Schaumburg IL (PRWEB) January 14, 2012
Schaumburg Hardware has a new location at 604 W. Wise Rd. in Schaumburg, IL and is sharing some snow shoveling tips for their customers this season.
According to a study in the American Journal of Emergency Medicine, US hospitals treat about 11,500 injuries a year from people shoveling snow.
The study said the activity places extraordinary demands on the cardiovascular system and can raise heart rates higher than limits set for aerobic exercise. Freezing temperatures also constrict blood vessels, adding stress to the heart. This accounts for the dramatic increase in heart attacks after a heavy snow fall.
Tips for shoveling snow safely…
Warm up before you start. Even if you are in great shape, shoveling snow is going to use different muscles and place unique demands on your muscles. Doctors recommend that everyone warm up their muscles and also stretch before going outside.
Avoid smoking, caffeine and a large meal before you shovel snow.
Drink plenty of water and stay hydrated while you are shoveling snow.
Wear layers. Layers of clothing will keep your muscles warm and flexible. You can pull off a layer as you warm up. Make sure to keep your hands and head covered.
Start out slow and easy. The average shovelful of snow can weigh 5 to 10 pounds. The average driveway will hold hundreds of pounds of snow to shovel. Don't load up your shovel, slow and steady will keep you from injury.
Protect you back by keeping the shovel close to your body and keep your back straight. Use a shoulder width stance and keep your stomach tight. Bend from the knees and use your legs to lift and push. Push the snow as much as possible rather than lifting.
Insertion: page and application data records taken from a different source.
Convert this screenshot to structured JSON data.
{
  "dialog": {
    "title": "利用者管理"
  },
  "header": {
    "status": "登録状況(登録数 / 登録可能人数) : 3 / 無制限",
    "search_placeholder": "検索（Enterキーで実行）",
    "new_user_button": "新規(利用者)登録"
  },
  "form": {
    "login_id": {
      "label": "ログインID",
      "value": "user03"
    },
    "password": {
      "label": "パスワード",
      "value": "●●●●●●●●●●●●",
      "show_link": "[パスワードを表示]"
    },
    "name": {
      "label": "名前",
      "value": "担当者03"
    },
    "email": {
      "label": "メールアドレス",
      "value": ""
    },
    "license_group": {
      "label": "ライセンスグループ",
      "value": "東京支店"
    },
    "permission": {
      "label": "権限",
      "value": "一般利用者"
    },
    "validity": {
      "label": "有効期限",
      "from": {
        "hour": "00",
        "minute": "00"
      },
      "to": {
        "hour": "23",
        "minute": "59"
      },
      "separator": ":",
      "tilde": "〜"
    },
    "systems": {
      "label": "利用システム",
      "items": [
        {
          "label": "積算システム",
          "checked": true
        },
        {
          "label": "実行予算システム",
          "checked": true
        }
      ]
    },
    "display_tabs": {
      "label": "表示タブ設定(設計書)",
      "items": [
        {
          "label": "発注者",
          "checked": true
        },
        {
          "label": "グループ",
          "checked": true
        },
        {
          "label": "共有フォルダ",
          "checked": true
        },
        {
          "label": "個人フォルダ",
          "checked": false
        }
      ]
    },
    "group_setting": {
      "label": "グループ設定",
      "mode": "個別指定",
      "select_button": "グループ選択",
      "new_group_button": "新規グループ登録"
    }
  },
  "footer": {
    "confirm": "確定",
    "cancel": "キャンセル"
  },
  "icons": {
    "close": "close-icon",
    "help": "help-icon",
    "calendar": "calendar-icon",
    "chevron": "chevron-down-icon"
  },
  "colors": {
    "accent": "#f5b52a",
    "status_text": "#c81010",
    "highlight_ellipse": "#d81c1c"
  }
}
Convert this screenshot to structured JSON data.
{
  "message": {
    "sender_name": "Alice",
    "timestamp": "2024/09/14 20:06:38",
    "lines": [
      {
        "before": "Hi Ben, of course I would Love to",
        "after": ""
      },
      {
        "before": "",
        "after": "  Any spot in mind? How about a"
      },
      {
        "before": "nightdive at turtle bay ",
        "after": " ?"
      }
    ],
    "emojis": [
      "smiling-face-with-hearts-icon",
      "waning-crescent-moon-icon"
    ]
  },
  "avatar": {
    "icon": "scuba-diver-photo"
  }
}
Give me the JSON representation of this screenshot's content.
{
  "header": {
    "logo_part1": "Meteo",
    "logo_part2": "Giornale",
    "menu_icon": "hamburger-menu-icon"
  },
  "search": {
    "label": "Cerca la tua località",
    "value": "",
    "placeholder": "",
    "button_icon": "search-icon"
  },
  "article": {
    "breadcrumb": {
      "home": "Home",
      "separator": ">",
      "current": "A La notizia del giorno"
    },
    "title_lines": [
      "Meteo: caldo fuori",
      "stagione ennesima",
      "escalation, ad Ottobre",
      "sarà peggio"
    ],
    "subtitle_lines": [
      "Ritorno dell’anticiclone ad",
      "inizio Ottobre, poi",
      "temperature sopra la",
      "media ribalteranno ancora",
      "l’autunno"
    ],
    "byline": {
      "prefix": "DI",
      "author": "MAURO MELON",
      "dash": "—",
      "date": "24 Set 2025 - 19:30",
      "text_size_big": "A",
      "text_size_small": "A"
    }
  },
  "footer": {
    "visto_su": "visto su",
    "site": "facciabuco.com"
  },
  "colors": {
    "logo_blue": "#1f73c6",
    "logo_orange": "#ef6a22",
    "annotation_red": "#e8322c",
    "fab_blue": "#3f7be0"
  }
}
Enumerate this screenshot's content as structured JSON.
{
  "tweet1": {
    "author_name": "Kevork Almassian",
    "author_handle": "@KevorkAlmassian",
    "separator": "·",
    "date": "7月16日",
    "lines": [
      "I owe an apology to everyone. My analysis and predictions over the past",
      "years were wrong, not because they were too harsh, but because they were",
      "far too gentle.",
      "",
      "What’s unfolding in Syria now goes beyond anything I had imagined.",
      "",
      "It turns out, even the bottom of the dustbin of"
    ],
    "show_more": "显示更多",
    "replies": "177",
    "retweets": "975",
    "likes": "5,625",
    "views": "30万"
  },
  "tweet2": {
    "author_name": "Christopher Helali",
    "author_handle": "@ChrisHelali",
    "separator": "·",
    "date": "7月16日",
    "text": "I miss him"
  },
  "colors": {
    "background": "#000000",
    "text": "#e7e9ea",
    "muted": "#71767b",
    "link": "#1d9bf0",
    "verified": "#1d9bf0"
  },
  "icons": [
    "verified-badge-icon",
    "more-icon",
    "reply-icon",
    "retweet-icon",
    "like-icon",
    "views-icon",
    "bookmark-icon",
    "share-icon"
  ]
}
When you have to, lift by straightening your legs without bending at the waist.
Don't hold your breath while lifting or pushing, this raises blood pressure and increases the risk of fainting.
Use the correct shovel. Your snow shovel should be about chest high. Too short and you are forced to bend over to lift the load. Too long and it makes lifting snow hard on your back. Pick a shovel with a smaller blade to keep the load light. A pusher type snow shovel is the best for injury prevention. Many snow shovels have a combination blade that can be used as a pusher and for lifting.
Studies have shown that the ergonomic snow shovels can cause back and wrist problems from the awkward way you have to twist the shovel to unload snow. A basic shovel with proper form is probably the most versatile tool to have.
Plan your snow shoveling. If possible, start working when the snow is not too deep. Push as much as possible with good posture and form. Pace yourself and take breaks. Use a Teflon or silicone spray to keep the snow from sticking to the shovel. You can also use WD-40, cooking spray, petroleum jelly or wax.
Hope these ideas help... or just hire the kid next door.
For more household tips go to http://www.schaumburghardware.com